§ Task: Below are records; reproduce exactly the lines from the one containing "Serialize everything readable" through the end, both included, and only those.

Stored records
····················
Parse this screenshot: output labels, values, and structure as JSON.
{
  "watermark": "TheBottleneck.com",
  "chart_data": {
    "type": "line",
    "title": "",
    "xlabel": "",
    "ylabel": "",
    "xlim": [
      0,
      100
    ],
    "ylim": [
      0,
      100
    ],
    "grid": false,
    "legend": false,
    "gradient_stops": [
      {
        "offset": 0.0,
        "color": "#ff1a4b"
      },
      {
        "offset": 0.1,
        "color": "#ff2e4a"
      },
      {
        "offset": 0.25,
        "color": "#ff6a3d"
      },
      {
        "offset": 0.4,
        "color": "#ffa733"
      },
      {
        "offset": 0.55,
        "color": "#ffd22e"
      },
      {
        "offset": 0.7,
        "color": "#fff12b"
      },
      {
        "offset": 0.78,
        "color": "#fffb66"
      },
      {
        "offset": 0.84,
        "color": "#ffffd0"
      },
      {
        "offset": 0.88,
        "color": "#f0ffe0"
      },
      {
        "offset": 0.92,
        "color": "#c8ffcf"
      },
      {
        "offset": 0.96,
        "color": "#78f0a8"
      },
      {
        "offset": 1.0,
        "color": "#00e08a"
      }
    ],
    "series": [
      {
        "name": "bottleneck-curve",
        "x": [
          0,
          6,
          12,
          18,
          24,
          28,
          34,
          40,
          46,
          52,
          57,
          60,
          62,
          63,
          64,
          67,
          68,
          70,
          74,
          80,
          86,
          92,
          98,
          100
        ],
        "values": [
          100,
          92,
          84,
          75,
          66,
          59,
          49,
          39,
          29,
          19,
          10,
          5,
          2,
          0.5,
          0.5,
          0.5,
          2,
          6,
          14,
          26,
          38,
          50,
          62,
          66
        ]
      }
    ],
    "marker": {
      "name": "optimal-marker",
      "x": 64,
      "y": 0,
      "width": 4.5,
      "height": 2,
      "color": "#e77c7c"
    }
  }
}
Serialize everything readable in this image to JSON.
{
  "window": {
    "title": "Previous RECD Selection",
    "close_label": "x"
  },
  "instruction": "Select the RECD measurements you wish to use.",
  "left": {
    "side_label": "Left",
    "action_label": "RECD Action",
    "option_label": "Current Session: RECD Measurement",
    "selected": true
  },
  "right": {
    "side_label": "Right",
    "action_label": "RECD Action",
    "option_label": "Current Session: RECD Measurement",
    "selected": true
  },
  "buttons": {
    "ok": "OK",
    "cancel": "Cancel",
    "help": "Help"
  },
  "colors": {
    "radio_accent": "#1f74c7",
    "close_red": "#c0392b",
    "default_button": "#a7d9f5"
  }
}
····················
§ Solution for this exercise:
Serialize everything readable in this image to JSON.
{
  "window": {
    "title": "Previous RECD Selection",
    "close_label": "x"
  },
  "instruction": "Select the RECD measurements you wish to use.",
  "left": {
    "side_label": "Left",
    "action_label": "RECD Action",
    "option_label": "Current Session: RECD Measurement",
    "selected": true
  },
  "right": {
    "side_label": "Right",
    "action_label": "RECD Action",
    "option_label": "Current Session: RECD Measurement",
    "selected": true
  },
  "buttons": {
    "ok": "OK",
    "cancel": "Cancel",
    "help": "Help"
  },
  "colors": {
    "radio_accent": "#1f74c7",
    "close_red": "#c0392b",
    "default_button": "#a7d9f5"
  }
}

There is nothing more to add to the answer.